Could the offer of a substantial reward help to solve one of Oregon’s oldest cold cases?
The family of a woman murdered in Oregon more than 50 years ago has raised $45,000 in reward money in the hope of catching her killer before it is too late for justice to be served.
Janet Lynn Shanahan from Eugene was just 22 and had been attending the University of Oregon in order to get the qualifications she needed to become a teacher in 1969.
On April 21st that year, Janet attended her brother’s 15th birthday party on Rutledge Street and was due back at the apartment she shared with her husband Christopher later the same evening.
However, she never made it home and a worried Christopher reported Janet missing the following day. By April 23rd 1969, Christopher and Janet’s sister were frantic and decided to drive around Eugene to see if they could find any trace of the young woman.
After just ten minutes of searching, they successfully located Janet’s 1951 Plymouth sedan vehicle abandoned in a ditch in an industrial area close to Roosevelt Boulevard and Maple Street.
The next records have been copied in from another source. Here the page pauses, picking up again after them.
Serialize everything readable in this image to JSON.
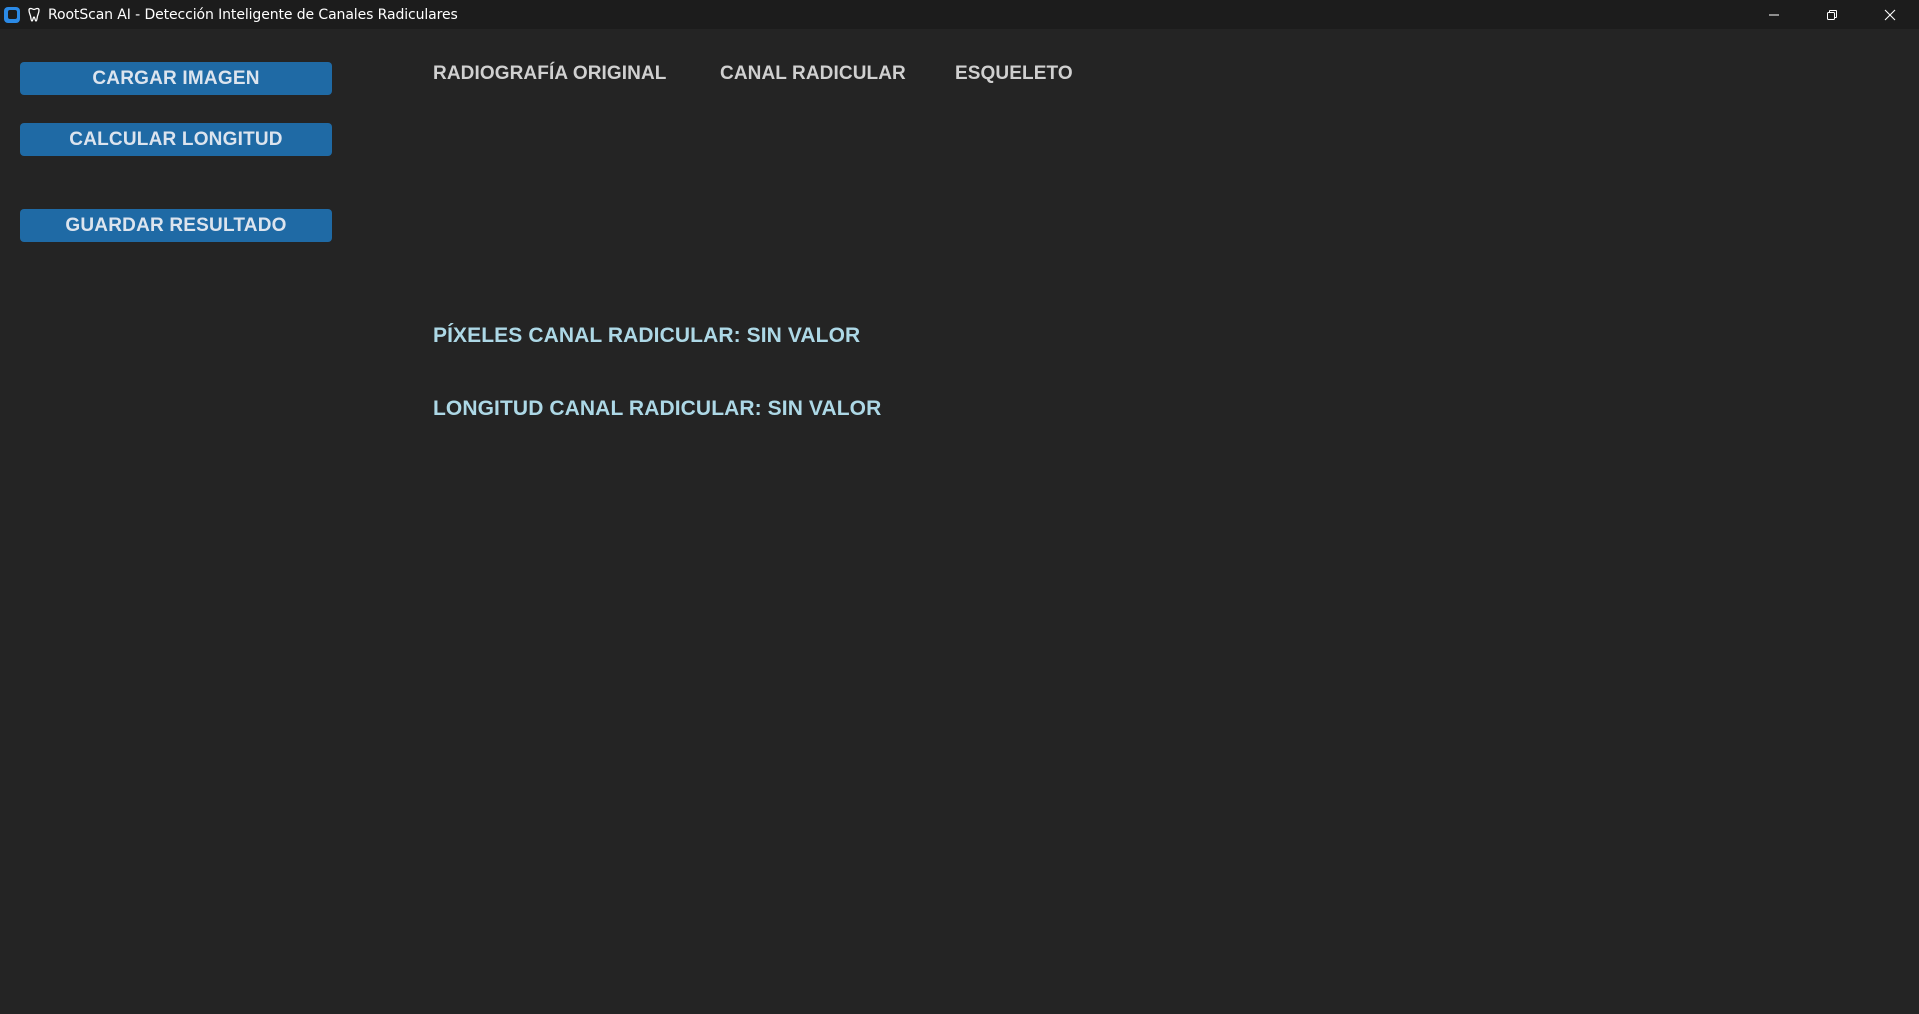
{
  "window": {
    "title": "RootScan AI - Detección Inteligente de Canales Radiculares",
    "icons": [
      "app-icon",
      "tooth-icon",
      "minimize-icon",
      "restore-icon",
      "close-icon"
    ]
  },
  "sidebar": {
    "buttons": [
      {
        "label": "CARGAR IMAGEN"
      },
      {
        "label": "CALCULAR LONGITUD"
      },
      {
        "label": "GUARDAR RESULTADO"
      }
    ]
  },
  "tabs": [
    {
      "label": "RADIOGRAFÍA ORIGINAL"
    },
    {
      "label": "CANAL RADICULAR"
    },
    {
      "label": "ESQUELETO"
    }
  ],
  "results": {
    "pixels": "PÍXELES CANAL RADICULAR: SIN VALOR",
    "length": "LONGITUD CANAL RADICULAR: SIN VALOR"
  },
  "colors": {
    "background": "#242424",
    "button": "#1f6aa5",
    "result_text": "#add8e6",
    "tab_text": "#d0d0d0"
  }
}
There in the trunk was Janet’s lifeless body. She had been strangled to death and dumped with her car at the side of the road.
Although Eugene Police carried out a murder investigation and have revisited the case on numerous occasions over the years, Janet’s murder was never solved and remains one of the force’s oldest cold cases.
Now, Janet’s family have taken matters into their own hands and have raised an incredible $45,000 reward for information leading to the conviction of a suspect in the murder.
At a press conference, Eugene Police said: “Because of the passage of 53 years, time is short and now may be the last realistic effort to identify the suspect and solve the case.”
Interestingly, cold case investigator Rick Gilliam suggested Janet’s murderer may not have been a stranger.
“We do feel like it was somebody that was close to her that probably killed her,” he remarked.